- **Page and application data records**
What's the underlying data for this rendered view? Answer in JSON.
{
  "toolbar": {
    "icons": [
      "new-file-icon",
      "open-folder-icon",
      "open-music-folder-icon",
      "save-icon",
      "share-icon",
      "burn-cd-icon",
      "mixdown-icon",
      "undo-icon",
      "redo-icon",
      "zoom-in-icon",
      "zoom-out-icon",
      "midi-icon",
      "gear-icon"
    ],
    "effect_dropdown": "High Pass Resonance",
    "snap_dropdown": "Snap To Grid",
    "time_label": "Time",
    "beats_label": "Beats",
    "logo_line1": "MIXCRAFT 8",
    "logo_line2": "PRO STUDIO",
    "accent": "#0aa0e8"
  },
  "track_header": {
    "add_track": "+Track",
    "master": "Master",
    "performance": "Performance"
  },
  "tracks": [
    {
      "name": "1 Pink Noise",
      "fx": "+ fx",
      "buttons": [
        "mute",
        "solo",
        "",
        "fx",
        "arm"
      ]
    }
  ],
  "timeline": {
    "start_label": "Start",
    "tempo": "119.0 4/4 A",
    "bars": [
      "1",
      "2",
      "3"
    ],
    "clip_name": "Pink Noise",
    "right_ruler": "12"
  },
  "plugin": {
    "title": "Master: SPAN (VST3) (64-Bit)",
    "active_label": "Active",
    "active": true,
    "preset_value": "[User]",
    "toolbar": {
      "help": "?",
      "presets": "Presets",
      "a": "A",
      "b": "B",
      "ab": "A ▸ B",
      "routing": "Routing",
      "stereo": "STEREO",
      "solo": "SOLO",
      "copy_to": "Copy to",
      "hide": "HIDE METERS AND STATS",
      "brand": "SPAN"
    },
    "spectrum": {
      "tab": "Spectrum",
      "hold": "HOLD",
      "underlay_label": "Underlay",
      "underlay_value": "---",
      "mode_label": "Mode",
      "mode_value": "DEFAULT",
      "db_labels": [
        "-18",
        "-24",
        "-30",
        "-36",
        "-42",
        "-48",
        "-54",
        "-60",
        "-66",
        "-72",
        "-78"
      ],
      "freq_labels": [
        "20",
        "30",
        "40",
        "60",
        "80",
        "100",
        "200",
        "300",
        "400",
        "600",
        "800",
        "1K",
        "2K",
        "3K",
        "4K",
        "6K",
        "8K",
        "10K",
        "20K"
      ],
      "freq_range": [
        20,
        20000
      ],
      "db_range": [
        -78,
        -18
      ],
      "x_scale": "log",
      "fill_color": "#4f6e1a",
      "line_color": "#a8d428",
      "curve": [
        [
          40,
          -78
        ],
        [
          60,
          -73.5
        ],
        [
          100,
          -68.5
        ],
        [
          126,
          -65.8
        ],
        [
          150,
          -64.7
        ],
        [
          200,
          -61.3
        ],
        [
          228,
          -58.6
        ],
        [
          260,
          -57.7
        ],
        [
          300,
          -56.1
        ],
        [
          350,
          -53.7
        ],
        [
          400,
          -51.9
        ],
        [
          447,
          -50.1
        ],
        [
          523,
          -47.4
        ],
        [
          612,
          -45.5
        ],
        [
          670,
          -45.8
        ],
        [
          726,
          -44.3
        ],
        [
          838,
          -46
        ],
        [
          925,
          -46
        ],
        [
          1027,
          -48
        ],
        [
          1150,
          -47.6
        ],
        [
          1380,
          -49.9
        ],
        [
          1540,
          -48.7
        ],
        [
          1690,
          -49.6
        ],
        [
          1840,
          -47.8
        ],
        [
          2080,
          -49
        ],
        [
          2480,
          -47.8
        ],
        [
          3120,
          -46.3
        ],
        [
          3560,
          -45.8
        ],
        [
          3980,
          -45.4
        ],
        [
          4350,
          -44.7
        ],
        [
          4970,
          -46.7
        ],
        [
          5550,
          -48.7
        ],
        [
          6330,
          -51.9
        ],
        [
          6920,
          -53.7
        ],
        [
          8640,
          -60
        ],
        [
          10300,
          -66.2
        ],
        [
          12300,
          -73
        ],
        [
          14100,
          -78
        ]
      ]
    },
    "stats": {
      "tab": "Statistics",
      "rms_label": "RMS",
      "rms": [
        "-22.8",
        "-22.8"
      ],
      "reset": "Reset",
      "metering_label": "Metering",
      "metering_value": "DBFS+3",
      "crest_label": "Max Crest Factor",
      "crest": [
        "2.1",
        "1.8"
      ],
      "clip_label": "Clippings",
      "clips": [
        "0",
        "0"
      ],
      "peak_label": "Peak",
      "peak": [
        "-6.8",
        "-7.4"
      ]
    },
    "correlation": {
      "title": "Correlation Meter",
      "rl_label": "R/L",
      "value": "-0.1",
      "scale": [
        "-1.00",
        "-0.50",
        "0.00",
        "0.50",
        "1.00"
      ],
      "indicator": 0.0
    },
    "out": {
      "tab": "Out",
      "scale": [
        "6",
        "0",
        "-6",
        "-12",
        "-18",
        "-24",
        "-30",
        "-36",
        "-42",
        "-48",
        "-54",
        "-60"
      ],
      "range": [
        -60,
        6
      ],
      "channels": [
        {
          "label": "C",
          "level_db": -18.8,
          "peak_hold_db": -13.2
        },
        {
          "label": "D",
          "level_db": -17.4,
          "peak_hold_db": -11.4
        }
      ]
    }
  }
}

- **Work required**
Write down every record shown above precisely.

- **Expected answer**
What's the underlying data for this rendered view? Answer in JSON.
{
  "toolbar": {
    "icons": [
      "new-file-icon",
      "open-folder-icon",
      "open-music-folder-icon",
      "save-icon",
      "share-icon",
      "burn-cd-icon",
      "mixdown-icon",
      "undo-icon",
      "redo-icon",
      "zoom-in-icon",
      "zoom-out-icon",
      "midi-icon",
      "gear-icon"
    ],
    "effect_dropdown": "High Pass Resonance",
    "snap_dropdown": "Snap To Grid",
    "time_label": "Time",
    "beats_label": "Beats",
    "logo_line1": "MIXCRAFT 8",
    "logo_line2": "PRO STUDIO",
    "accent": "#0aa0e8"
  },
  "track_header": {
    "add_track": "+Track",
    "master": "Master",
    "performance": "Performance"
  },
  "tracks": [
    {
      "name": "1 Pink Noise",
      "fx": "+ fx",
      "buttons": [
        "mute",
        "solo",
        "",
        "fx",
        "arm"
      ]
    }
  ],
  "timeline": {
    "start_label": "Start",
    "tempo": "119.0 4/4 A",
    "bars": [
      "1",
      "2",
      "3"
    ],
    "clip_name": "Pink Noise",
    "right_ruler": "12"
  },
  "plugin": {
    "title": "Master: SPAN (VST3) (64-Bit)",
    "active_label": "Active",
    "active": true,
    "preset_value": "[User]",
    "toolbar": {
      "help": "?",
      "presets": "Presets",
      "a": "A",
      "b": "B",
      "ab": "A ▸ B",
      "routing": "Routing",
      "stereo": "STEREO",
      "solo": "SOLO",
      "copy_to": "Copy to",
      "hide": "HIDE METERS AND STATS",
      "brand": "SPAN"
    },
    "spectrum": {
      "tab": "Spectrum",
      "hold": "HOLD",
      "underlay_label": "Underlay",
      "underlay_value": "---",
      "mode_label": "Mode",
      "mode_value": "DEFAULT",
      "db_labels": [
        "-18",
        "-24",
        "-30",
        "-36",
        "-42",
        "-48",
        "-54",
        "-60",
        "-66",
        "-72",
        "-78"
      ],
      "freq_labels": [
        "20",
        "30",
        "40",
        "60",
        "80",
        "100",
        "200",
        "300",
        "400",
        "600",
        "800",
        "1K",
        "2K",
        "3K",
        "4K",
        "6K",
        "8K",
        "10K",
        "20K"
      ],
      "freq_range": [
        20,
        20000
      ],
      "db_range": [
        -78,
        -18
      ],
      "x_scale": "log",
      "fill_color": "#4f6e1a",
      "line_color": "#a8d428",
      "curve": [
        [
          40,
          -78
        ],
        [
          60,
          -73.5
        ],
        [
          100,
          -68.5
        ],
        [
          126,
          -65.8
        ],
        [
          150,
          -64.7
        ],
        [
          200,
          -61.3
        ],
        [
          228,
          -58.6
        ],
        [
          260,
          -57.7
        ],
        [
          300,
          -56.1
        ],
        [
          350,
          -53.7
        ],
        [
          400,
          -51.9
        ],
        [
          447,
          -50.1
        ],
        [
          523,
          -47.4
        ],
        [
          612,
          -45.5
        ],
        [
          670,
          -45.8
        ],
        [
          726,
          -44.3
        ],
        [
          838,
          -46
        ],
        [
          925,
          -46
        ],
        [
          1027,
          -48
        ],
        [
          1150,
          -47.6
        ],
        [
          1380,
          -49.9
        ],
        [
          1540,
          -48.7
        ],
        [
          1690,
          -49.6
        ],
        [
          1840,
          -47.8
        ],
        [
          2080,
          -49
        ],
        [
          2480,
          -47.8
        ],
        [
          3120,
          -46.3
        ],
        [
          3560,
          -45.8
        ],
        [
          3980,
          -45.4
        ],
        [
          4350,
          -44.7
        ],
        [
          4970,
          -46.7
        ],
        [
          5550,
          -48.7
        ],
        [
          6330,
          -51.9
        ],
        [
          6920,
          -53.7
        ],
        [
          8640,
          -60
        ],
        [
          10300,
          -66.2
        ],
        [
          12300,
          -73
        ],
        [
          14100,
          -78
        ]
      ]
    },
    "stats": {
      "tab": "Statistics",
      "rms_label": "RMS",
      "rms": [
        "-22.8",
        "-22.8"
      ],
      "reset": "Reset",
      "metering_label": "Metering",
      "metering_value": "DBFS+3",
      "crest_label": "Max Crest Factor",
      "crest": [
        "2.1",
        "1.8"
      ],
      "clip_label": "Clippings",
      "clips": [
        "0",
        "0"
      ],
      "peak_label": "Peak",
      "peak": [
        "-6.8",
        "-7.4"
      ]
    },
    "correlation": {
      "title": "Correlation Meter",
      "rl_label": "R/L",
      "value": "-0.1",
      "scale": [
        "-1.00",
        "-0.50",
        "0.00",
        "0.50",
        "1.00"
      ],
      "indicator": 0.0
    },
    "out": {
      "tab": "Out",
      "scale": [
        "6",
        "0",
        "-6",
        "-12",
        "-18",
        "-24",
        "-30",
        "-36",
        "-42",
        "-48",
        "-54",
        "-60"
      ],
      "range": [
        -60,
        6
      ],
      "channels": [
        {
          "label": "C",
          "level_db": -18.8,
          "peak_hold_db": -13.2
        },
        {
          "label": "D",
          "level_db": -17.4,
          "peak_hold_db": -11.4
        }
      ]
    }
  }
}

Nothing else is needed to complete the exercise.